==== SUPPLIED RECORDS

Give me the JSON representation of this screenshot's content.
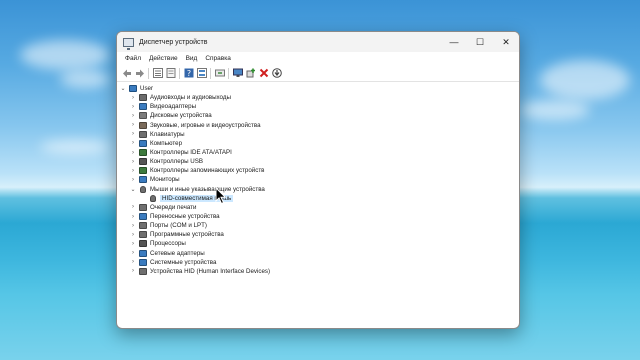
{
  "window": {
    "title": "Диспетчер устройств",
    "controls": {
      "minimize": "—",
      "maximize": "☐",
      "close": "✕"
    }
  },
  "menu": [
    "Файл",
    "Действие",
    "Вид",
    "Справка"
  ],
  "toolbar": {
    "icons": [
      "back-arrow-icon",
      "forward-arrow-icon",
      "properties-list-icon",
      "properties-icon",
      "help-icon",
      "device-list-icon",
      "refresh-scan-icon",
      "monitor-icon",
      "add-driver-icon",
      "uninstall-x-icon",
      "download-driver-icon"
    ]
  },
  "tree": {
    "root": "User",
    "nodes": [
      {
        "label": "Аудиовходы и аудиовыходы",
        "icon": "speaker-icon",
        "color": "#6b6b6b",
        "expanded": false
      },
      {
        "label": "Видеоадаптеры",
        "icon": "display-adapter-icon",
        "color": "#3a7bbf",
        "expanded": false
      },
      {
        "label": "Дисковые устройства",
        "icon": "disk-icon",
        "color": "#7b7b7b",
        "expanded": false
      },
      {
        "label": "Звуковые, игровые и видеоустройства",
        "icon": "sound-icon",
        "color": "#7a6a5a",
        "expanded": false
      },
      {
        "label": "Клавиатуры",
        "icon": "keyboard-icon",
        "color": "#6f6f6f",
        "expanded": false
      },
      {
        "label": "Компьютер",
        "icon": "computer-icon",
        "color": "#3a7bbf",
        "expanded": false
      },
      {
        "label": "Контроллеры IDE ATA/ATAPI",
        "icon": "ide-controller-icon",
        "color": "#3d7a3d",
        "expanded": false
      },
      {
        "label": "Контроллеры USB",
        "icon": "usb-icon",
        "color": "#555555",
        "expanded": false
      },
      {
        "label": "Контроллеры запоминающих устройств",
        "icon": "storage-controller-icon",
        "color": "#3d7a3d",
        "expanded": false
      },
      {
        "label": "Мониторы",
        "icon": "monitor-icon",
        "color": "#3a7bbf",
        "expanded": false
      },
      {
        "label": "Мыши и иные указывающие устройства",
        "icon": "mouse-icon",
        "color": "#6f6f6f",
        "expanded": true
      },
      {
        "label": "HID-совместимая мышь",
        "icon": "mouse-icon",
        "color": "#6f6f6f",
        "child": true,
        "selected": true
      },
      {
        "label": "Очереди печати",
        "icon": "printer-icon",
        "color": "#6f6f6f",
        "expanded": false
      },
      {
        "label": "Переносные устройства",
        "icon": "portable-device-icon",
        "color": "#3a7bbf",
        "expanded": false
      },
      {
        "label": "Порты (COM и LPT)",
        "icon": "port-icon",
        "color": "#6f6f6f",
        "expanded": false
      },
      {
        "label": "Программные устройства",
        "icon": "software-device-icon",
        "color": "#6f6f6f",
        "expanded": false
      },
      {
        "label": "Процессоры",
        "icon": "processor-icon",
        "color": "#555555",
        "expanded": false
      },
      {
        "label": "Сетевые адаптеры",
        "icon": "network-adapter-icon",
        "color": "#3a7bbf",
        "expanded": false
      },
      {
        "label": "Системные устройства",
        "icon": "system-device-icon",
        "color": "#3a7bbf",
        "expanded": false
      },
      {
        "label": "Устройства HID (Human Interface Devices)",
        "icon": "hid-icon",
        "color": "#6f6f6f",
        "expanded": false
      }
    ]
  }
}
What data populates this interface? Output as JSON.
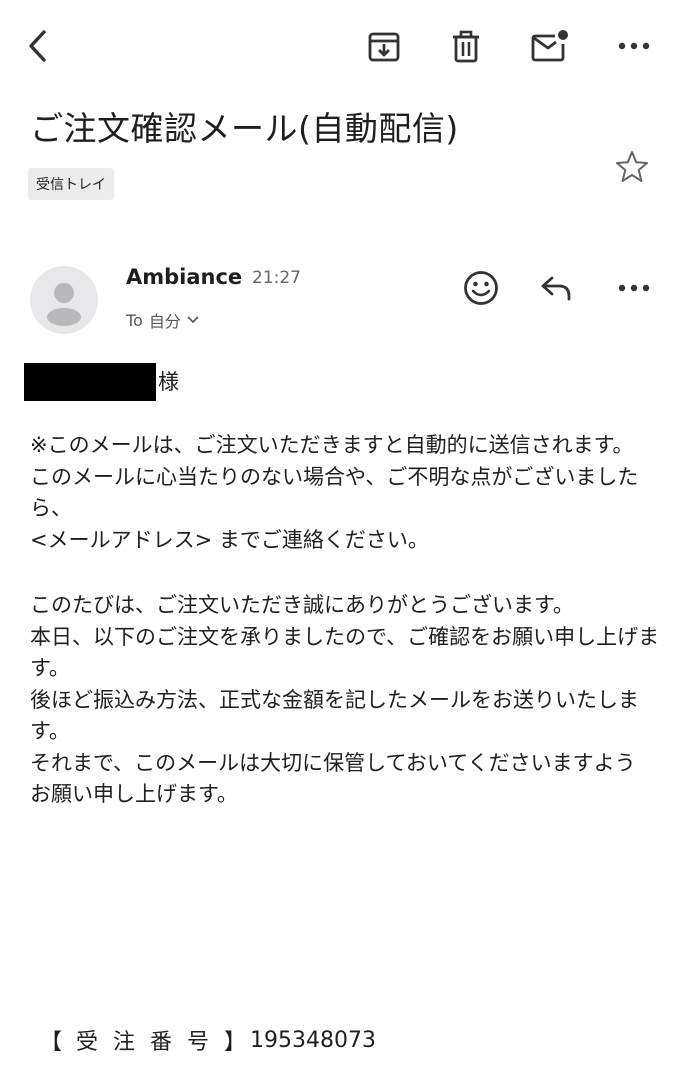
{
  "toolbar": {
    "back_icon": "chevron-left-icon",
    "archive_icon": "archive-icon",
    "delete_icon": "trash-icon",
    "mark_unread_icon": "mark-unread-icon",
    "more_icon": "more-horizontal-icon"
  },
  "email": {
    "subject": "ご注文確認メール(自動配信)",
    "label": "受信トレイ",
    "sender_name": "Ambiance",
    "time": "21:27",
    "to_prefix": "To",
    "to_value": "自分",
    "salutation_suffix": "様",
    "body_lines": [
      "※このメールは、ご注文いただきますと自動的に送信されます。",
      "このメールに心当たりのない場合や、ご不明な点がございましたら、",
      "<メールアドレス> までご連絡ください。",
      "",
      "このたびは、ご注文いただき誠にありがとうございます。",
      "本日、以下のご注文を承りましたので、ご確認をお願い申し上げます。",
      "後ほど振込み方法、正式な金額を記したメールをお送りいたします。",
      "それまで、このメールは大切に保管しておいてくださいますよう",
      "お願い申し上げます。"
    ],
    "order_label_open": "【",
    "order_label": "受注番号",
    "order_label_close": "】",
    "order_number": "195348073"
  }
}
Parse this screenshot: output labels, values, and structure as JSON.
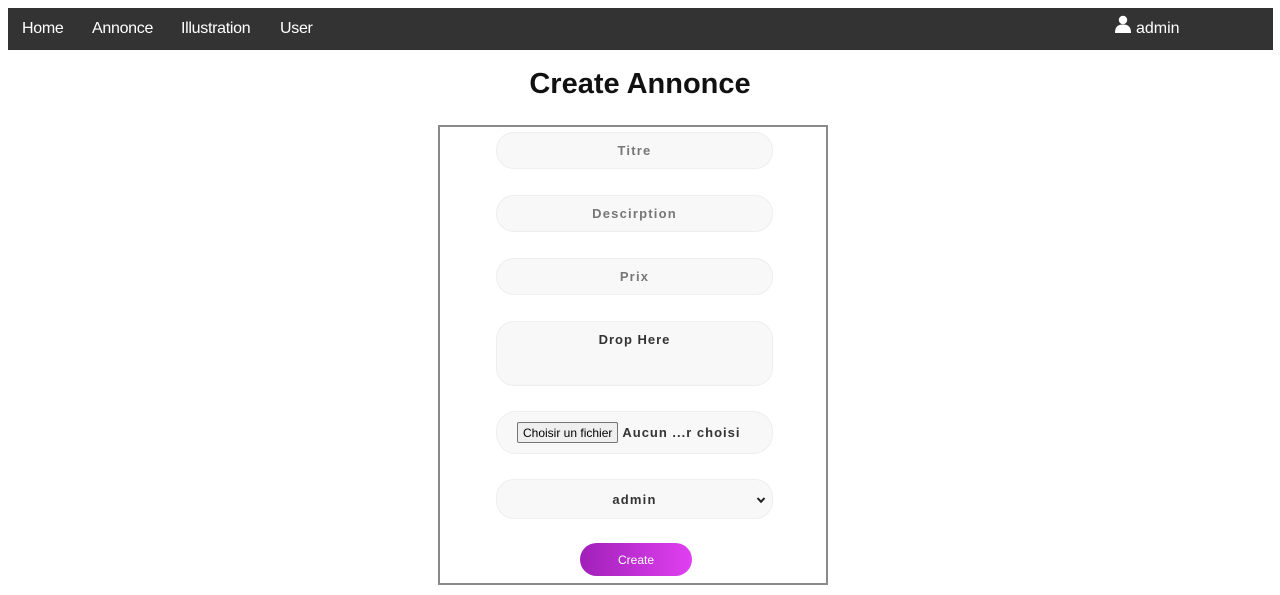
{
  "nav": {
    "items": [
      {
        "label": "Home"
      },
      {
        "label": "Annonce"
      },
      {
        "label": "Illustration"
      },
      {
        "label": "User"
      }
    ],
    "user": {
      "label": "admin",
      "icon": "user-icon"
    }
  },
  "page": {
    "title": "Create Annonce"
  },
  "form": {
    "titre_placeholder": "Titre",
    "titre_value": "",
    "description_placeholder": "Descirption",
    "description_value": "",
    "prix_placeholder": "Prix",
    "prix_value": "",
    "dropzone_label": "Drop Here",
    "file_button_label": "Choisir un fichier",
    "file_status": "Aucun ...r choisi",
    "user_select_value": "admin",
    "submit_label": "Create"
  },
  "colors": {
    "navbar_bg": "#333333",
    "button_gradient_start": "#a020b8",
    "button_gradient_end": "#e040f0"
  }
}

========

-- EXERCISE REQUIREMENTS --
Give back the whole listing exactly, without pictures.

-- REPLY TO THE EXERCISE --
Give me the JSON representation of this screenshot's content.
{
  "window": {
    "title": "Диспетчер устройств",
    "controls": {
      "minimize": "—",
      "maximize": "☐",
      "close": "✕"
    }
  },
  "menu": [
    "Файл",
    "Действие",
    "Вид",
    "Справка"
  ],
  "toolbar": {
    "icons": [
      "back-arrow-icon",
      "forward-arrow-icon",
      "properties-list-icon",
      "properties-icon",
      "help-icon",
      "device-list-icon",
      "refresh-scan-icon",
      "monitor-icon",
      "add-driver-icon",
      "uninstall-x-icon",
      "download-driver-icon"
    ]
  },
  "tree": {
    "root": "User",
    "nodes": [
      {
        "label": "Аудиовходы и аудиовыходы",
        "icon": "speaker-icon",
        "color": "#6b6b6b",
        "expanded": false
      },
      {
        "label": "Видеоадаптеры",
        "icon": "display-adapter-icon",
        "color": "#3a7bbf",
        "expanded": false
      },
      {
        "label": "Дисковые устройства",
        "icon": "disk-icon",
        "color": "#7b7b7b",
        "expanded": false
      },
      {
        "label": "Звуковые, игровые и видеоустройства",
        "icon": "sound-icon",
        "color": "#7a6a5a",
        "expanded": false
      },
      {
        "label": "Клавиатуры",
        "icon": "keyboard-icon",
        "color": "#6f6f6f",
        "expanded": false
      },
      {
        "label": "Компьютер",
        "icon": "computer-icon",
        "color": "#3a7bbf",
        "expanded": false
      },
      {
        "label": "Контроллеры IDE ATA/ATAPI",
        "icon": "ide-controller-icon",
        "color": "#3d7a3d",
        "expanded": false
      },
      {
        "label": "Контроллеры USB",
        "icon": "usb-icon",
        "color": "#555555",
        "expanded": false
      },
      {
        "label": "Контроллеры запоминающих устройств",
        "icon": "storage-controller-icon",
        "color": "#3d7a3d",
        "expanded": false
      },
      {
        "label": "Мониторы",
        "icon": "monitor-icon",
        "color": "#3a7bbf",
        "expanded": false
      },
      {
        "label": "Мыши и иные указывающие устройства",
        "icon": "mouse-icon",
        "color": "#6f6f6f",
        "expanded": true
      },
      {
        "label": "HID-совместимая мышь",
        "icon": "mouse-icon",
        "color": "#6f6f6f",
        "child": true,
        "selected": true
      },
      {
        "label": "Очереди печати",
        "icon": "printer-icon",
        "color": "#6f6f6f",
        "expanded": false
      },
      {
        "label": "Переносные устройства",
        "icon": "portable-device-icon",
        "color": "#3a7bbf",
        "expanded": false
      },
      {
        "label": "Порты (COM и LPT)",
        "icon": "port-icon",
        "color": "#6f6f6f",
        "expanded": false
      },
      {
        "label": "Программные устройства",
        "icon": "software-device-icon",
        "color": "#6f6f6f",
        "expanded": false
      },
      {
        "label": "Процессоры",
        "icon": "processor-icon",
        "color": "#555555",
        "expanded": false
      },
      {
        "label": "Сетевые адаптеры",
        "icon": "network-adapter-icon",
        "color": "#3a7bbf",
        "expanded": false
      },
      {
        "label": "Системные устройства",
        "icon": "system-device-icon",
        "color": "#3a7bbf",
        "expanded": false
      },
      {
        "label": "Устройства HID (Human Interface Devices)",
        "icon": "hid-icon",
        "color": "#6f6f6f",
        "expanded": false
      }
    ]
  }
}
What data populates this interface? Output as JSON.
{
  "toolbar": {
    "back_icon": "chevron-left-icon",
    "archive_icon": "archive-icon",
    "delete_icon": "trash-icon",
    "mark_unread_icon": "mark-unread-icon",
    "more_icon": "more-horizontal-icon"
  },
  "email": {
    "subject": "ご注文確認メール(自動配信)",
    "label": "受信トレイ",
    "sender_name": "Ambiance",
    "time": "21:27",
    "to_prefix": "To",
    "to_value": "自分",
    "salutation_suffix": "様",
    "body_lines": [
      "※このメールは、ご注文いただきますと自動的に送信されます。",
      "このメールに心当たりのない場合や、ご不明な点がございましたら、",
      "<メールアドレス> までご連絡ください。",
      "",
      "このたびは、ご注文いただき誠にありがとうございます。",
      "本日、以下のご注文を承りましたので、ご確認をお願い申し上げます。",
      "後ほど振込み方法、正式な金額を記したメールをお送りいたします。",
      "それまで、このメールは大切に保管しておいてくださいますよう",
      "お願い申し上げます。"
    ],
    "order_label_open": "【",
    "order_label": "受注番号",
    "order_label_close": "】",
    "order_number": "195348073"
  }
}
Parse this screenshot: output labels, values, and structure as JSON.
{
  "nav": {
    "items": [
      {
        "label": "Home"
      },
      {
        "label": "Annonce"
      },
      {
        "label": "Illustration"
      },
      {
        "label": "User"
      }
    ],
    "user": {
      "label": "admin",
      "icon": "user-icon"
    }
  },
  "page": {
    "title": "Create Annonce"
  },
  "form": {
    "titre_placeholder": "Titre",
    "titre_value": "",
    "description_placeholder": "Descirption",
    "description_value": "",
    "prix_placeholder": "Prix",
    "prix_value": "",
    "dropzone_label": "Drop Here",
    "file_button_label": "Choisir un fichier",
    "file_status": "Aucun ...r choisi",
    "user_select_value": "admin",
    "submit_label": "Create"
  },
  "colors": {
    "navbar_bg": "#333333",
    "button_gradient_start": "#a020b8",
    "button_gradient_end": "#e040f0"
  }
}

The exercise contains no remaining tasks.